The Brodheads are very clearly a partnership, said Ruth Ross, Trinity ‘68, who was on the search committee that chose President Brodhead and has became a friend of Cindy’s over the years.

“They both have a great commitment to higher education, and I think she has been a wonderful asset,” Ross said. “I think he has been very supportive of her and her time commitments.”

Still, Brodhead’s job is exhausting and all-consuming, especially after 13 years, Cindy said.

The hardest thing he’s gone through as president? She says that’s an easy one—the lacrosse scandal, by far.

The drama certainly took a toll on both of them, she said. But hard situations were nothing new to either. With Cindy working as a lawyer and President Brodhead serving as a dean of Yale for 11 years, they had encountered their fair share of terrible events and circumstances, which Cindy said “just have to be faced up to and dealt with.”

“I thought when we came here that we’d seen every kind of terrible there was,” she said. “That turned out not to be true.”

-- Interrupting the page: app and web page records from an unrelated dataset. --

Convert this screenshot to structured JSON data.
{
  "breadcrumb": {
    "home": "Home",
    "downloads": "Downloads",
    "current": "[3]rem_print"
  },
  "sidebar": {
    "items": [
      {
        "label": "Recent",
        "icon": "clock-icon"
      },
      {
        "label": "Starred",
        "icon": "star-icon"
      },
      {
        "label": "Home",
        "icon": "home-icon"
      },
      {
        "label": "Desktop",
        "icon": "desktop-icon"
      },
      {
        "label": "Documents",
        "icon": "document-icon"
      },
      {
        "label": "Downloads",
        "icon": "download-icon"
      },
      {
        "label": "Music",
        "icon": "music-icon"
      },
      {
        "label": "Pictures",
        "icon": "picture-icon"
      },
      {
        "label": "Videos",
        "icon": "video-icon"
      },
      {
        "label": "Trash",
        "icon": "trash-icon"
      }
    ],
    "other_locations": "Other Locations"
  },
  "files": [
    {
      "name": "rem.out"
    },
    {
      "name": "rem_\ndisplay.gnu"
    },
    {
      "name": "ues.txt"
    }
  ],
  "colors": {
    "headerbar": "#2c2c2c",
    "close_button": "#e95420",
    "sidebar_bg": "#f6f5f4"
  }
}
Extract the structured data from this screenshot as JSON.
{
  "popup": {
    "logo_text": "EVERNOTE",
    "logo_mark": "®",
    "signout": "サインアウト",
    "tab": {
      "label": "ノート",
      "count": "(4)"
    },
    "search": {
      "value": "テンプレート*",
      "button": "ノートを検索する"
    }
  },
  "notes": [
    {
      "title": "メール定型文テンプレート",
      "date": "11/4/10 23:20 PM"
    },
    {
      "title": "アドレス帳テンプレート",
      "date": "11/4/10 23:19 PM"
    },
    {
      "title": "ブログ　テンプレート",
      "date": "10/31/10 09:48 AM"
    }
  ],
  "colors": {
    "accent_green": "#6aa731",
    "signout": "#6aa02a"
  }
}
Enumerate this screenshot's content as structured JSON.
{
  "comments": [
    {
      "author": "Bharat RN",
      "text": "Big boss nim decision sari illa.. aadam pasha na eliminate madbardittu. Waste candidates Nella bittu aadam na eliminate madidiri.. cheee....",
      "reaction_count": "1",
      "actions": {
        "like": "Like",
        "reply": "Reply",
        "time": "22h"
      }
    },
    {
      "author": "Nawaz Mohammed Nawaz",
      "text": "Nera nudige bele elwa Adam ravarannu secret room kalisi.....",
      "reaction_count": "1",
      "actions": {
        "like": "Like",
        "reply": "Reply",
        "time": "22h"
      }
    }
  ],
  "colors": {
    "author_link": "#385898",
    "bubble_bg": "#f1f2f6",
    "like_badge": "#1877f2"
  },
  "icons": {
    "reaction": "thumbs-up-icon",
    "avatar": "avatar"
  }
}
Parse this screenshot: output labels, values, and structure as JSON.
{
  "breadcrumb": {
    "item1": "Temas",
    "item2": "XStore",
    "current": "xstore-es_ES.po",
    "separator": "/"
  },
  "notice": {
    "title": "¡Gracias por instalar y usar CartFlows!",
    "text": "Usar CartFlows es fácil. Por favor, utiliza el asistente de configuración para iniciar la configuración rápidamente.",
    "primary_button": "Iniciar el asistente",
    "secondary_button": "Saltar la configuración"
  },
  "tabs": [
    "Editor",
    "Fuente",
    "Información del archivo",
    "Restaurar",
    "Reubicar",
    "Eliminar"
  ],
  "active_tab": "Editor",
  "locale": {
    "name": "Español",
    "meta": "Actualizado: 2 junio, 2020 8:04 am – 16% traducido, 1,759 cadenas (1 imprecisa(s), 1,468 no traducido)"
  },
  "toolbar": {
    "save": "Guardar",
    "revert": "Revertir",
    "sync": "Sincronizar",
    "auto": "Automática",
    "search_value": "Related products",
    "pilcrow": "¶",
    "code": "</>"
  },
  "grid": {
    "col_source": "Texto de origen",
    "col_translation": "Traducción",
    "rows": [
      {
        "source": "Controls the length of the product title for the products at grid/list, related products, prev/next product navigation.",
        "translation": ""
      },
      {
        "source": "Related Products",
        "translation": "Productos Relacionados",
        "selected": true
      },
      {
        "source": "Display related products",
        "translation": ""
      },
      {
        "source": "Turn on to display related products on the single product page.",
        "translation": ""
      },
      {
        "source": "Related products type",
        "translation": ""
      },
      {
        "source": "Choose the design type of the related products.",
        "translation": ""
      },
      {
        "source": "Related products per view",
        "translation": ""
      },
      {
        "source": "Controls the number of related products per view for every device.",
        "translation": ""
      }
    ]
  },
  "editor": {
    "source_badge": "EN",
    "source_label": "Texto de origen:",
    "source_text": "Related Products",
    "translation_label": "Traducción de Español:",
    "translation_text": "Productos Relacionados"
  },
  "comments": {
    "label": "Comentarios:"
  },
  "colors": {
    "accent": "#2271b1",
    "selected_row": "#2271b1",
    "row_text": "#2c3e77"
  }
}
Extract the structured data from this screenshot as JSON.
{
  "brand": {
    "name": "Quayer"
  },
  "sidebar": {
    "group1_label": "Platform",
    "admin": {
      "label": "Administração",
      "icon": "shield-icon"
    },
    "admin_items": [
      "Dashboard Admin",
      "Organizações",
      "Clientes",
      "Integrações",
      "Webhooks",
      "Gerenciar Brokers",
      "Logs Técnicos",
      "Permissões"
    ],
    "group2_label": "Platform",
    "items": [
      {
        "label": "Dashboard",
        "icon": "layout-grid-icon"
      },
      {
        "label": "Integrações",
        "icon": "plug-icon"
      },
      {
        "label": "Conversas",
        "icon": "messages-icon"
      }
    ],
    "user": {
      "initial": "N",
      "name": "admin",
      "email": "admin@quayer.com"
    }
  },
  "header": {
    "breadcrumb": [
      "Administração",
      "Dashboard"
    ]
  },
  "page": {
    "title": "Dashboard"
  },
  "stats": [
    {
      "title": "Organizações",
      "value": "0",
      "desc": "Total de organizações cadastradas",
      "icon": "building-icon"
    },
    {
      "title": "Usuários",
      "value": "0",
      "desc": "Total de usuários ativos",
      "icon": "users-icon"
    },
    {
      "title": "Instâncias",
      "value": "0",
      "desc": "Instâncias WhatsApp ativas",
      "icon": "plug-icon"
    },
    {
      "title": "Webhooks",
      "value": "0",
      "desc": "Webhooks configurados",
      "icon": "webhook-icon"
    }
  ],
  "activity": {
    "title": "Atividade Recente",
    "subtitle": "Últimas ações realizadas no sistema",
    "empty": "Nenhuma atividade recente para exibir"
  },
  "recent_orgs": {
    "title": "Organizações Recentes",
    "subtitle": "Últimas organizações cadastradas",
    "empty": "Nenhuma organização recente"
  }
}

Her solution to handling the curveballs is simply to soldier on. She doesn’t want to dwell on lacrosse, a matter put to rest long ago. Her description of that era in Brodhead’s presidency is ended with “what doesn’t kill you makes you stronger.”

Even after handling that, President Brodhead’s tenure wasn’t exactly easy, and Cindy said that throughout his time at Duke, he’s become even more calm in the face of adversity.

“He’s become stronger and recognized that some things you can control, and some things you can’t control, and you have to figure out the difference,” she said.

Brodhead certainly received negative feedback for his handling of lacrosse but Cindy said that aspect of his life hasn’t reached her. She never hears criticism of either herself or President Brodhead, she said.

“It wouldn't surprise me if all kinds of people have criticisms of me, I can imagine criticisms of myself,” she said. “But I can honestly say to you that people have been enormously kind to me.”

People don’t even criticize her husband in front of her—then again, they might realize it wouldn’t do them any good, she said.

Some view Cindy as a way to get something from Duke like money, noted Barker French, a Duke alum who founded and chairs the East Durham Children’s Initiative, a program which Cindy has been involved with that creates a pipeline of services for children from birth to college or career. But she has much more to offer than that, he said.

“She is a really great rep for Duke by virtue of what she does for the community.”

Soon, people won’t pursue Cindy for her influence at Duke—the end of President Brodhead’s tenure is quickly approaching, and Vincent Price is preparing to assume the role.

Cindy said that she’s become acquainted with the Prices—whom she thinks will be great for Duke—during their trips to Durham. While President Brodhead has worked with Vincent to ready him for Duke’s top position, Cindy has spent time with his wife Annette, showing her the Hart House and talking with her about what she might do with it when they move in this summer.

She also has advice for Annette as the wife of a president, but those tips remain between the two of them.

“You know you have to be careful about giving people advice because the main thing about this role is that everyone will do it differently, but I do have pieces of advice,” Cindy said.

She’ll certainly miss living in the Hart House, with its voluminous outdoor space, study room with built-in bookshelves, staff of caterers and florists ready to transform it into the perfect party destination at a moment’s notice. And more importantly, memories of holidays spent with loved ones and friends in their haven within Duke’s campus.

When talking about the future, Cindy admits that she and her husband are kind of bad at planning. For past 13 years, life has come at them, and they’ve had to react.

“There’s always just so much on offer to do that we can select the things we would like to do,” she said. “But now we have to figure out.”

They might travel, they’ll definitely spend time with their new granddaughter. And President Brodhead has said in the past that they will continue to be part of Duke life.

“Dick has had such an absorbing career and such all absorbing roles for the past 25 years,” she said. “I think we’ll just step back a bit and try to regain a perspective of the broader world.”